“They just told me it’s a personal preference,” Hammer said. “If it feels like it’s in the cards, pull the trigger. But if not, you’re not doing yourself any disfavors by staying in school. It’s kind of hit-or-miss on what they’re saying. Everybody’s in a different situation. The majority seem to agree that staying in college is not a bad thing.”
Kramer Hickok also played at Texas. Unlike his good friend Spieth, who turned pro in the middle of his sophomore season, Hickok stayed all four years in Texas. From his perspective, it was a pretty easy decision.
“For me, playing in PGA TOUR events and pro events while in college, I realized I wasn’t good enough,” said Hickok, who earned his TOUR card this season via the Korn Ferry Tour. “That was the biggest thing for me and that’s what was different with Jordan.
“He had played in the U.S. Open, finished top 20 in the Byron Nelson when he was 16. So he had the experience that he knew when he jumped out of college that he was already good enough to play against the pros.
“For me, I realized I needed to get better and I need those extra three years. I think that’s all that matters. If you come out here and feel like you are good enough to compete instantly, then you don’t need college. What is that for? But I looked at college as four years to get my game ready for the pros.
“Some guys may feel like they’re ready – and they may be ready. But we’ve also seen in the past guys who have turned pro too soon and that kind of diminished their career in a way. So it’s kind of a tricky question.”
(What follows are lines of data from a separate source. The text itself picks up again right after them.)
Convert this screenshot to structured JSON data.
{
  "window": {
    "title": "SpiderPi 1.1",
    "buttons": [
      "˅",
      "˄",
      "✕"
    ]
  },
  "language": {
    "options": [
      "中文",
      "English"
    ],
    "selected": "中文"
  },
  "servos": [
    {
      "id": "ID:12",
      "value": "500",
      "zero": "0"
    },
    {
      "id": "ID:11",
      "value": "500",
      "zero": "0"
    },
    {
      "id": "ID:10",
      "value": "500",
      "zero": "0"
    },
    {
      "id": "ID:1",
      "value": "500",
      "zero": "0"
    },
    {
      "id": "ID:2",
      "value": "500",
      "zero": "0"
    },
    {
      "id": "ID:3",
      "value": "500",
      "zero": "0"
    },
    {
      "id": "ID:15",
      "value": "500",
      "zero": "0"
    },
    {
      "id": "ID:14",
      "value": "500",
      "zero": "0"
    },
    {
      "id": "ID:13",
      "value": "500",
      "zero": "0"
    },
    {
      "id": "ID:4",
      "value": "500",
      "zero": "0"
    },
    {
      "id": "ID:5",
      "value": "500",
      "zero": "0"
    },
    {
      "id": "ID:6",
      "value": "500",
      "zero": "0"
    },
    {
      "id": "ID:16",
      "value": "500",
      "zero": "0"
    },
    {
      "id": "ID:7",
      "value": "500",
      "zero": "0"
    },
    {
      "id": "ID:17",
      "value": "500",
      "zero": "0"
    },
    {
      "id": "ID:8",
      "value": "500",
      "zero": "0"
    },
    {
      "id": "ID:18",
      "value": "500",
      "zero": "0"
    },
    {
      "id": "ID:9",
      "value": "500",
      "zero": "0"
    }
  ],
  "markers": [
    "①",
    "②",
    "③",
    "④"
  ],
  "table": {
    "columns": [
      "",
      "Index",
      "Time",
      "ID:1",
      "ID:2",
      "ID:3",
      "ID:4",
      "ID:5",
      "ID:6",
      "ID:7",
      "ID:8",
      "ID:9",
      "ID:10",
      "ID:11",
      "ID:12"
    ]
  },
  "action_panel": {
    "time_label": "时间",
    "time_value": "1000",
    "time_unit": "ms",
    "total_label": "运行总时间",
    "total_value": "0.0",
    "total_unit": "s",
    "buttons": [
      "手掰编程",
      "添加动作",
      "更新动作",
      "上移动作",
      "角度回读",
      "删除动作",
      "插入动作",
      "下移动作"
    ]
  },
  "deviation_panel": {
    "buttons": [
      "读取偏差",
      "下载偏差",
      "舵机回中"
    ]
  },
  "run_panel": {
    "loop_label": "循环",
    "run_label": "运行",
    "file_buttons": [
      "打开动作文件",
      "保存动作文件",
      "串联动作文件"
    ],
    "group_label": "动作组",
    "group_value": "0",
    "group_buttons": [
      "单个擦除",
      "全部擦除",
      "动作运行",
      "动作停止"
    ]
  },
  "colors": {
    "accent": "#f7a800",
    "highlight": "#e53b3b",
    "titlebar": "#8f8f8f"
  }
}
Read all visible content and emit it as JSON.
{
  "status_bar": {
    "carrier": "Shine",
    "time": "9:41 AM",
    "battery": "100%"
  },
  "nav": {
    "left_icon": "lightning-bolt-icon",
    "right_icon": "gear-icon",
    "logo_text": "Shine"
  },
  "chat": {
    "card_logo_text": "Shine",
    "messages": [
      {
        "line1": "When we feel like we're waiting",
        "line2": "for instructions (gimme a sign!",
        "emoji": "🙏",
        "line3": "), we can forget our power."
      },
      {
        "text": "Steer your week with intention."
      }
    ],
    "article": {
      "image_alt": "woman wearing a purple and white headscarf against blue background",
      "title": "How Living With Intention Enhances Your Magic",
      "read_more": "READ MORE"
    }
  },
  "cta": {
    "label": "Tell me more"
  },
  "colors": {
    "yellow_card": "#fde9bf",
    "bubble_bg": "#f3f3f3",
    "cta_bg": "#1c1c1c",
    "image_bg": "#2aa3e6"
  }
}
Despite their UT ties, Hickok has only meant Hammer once, at a Texas get-together prior to a college event a year ago at Colonial Country Club, with Fields asking Hickok to speak to the team. But Hickok, Spieth and Hammer all share the same coach – Cameron McCormick, who was at the Golf Club of Houston on Wednesday watching Hammer during his pro-am round.
“He’s in really good hands,” Hickok said. “Plus he has a great supportive family around him to make sure to help him make the right decision, whatever that may be. But if he ever needs to pick my brain, I’m here for him.”
So, if Hammer were to pick Hickok’s brain, what advice would he offer?
“I think he can come out here and compete right away, but that doesn’t mean he can’t use the next few years to get better,” Hickok said. “Also, once you leave college, you never get that back. Just the experience of college, having that camaraderie with your teammates – it really makes you appreciate the game of golf on a different level.
“I know I got better every single year and I think Cole can certainly do the same. I think he’s going to be a guy who’s going to be competing out here week in and week out once he is out here. Really, it’s just going to be up to him to decide when he’s ready. Mentally, if he knows he’s ready and he’s already prove to himself he can compete, think I think he’ll be ready (to turn pro).
“But more time in college is always great. If I was going to sway him in any direction, I’d say, hey, man, there’s not rush.”
Cole Hammer doesn’t seem to be in any hurry to give up the college experience, but the allure of turning pro and competing against the world’s best golfers can be a powerful draw. If he makes some noise this week in his hometown event, it will be even more difficult to resist.
“It’s fun to have this opportunity to make this decision,” Hammer said. “It’s a great spot to be in. But like I said, college is a blast. I’m only a sophomore – I’ve got plenty of time left. Just trying to figure it out as I go.”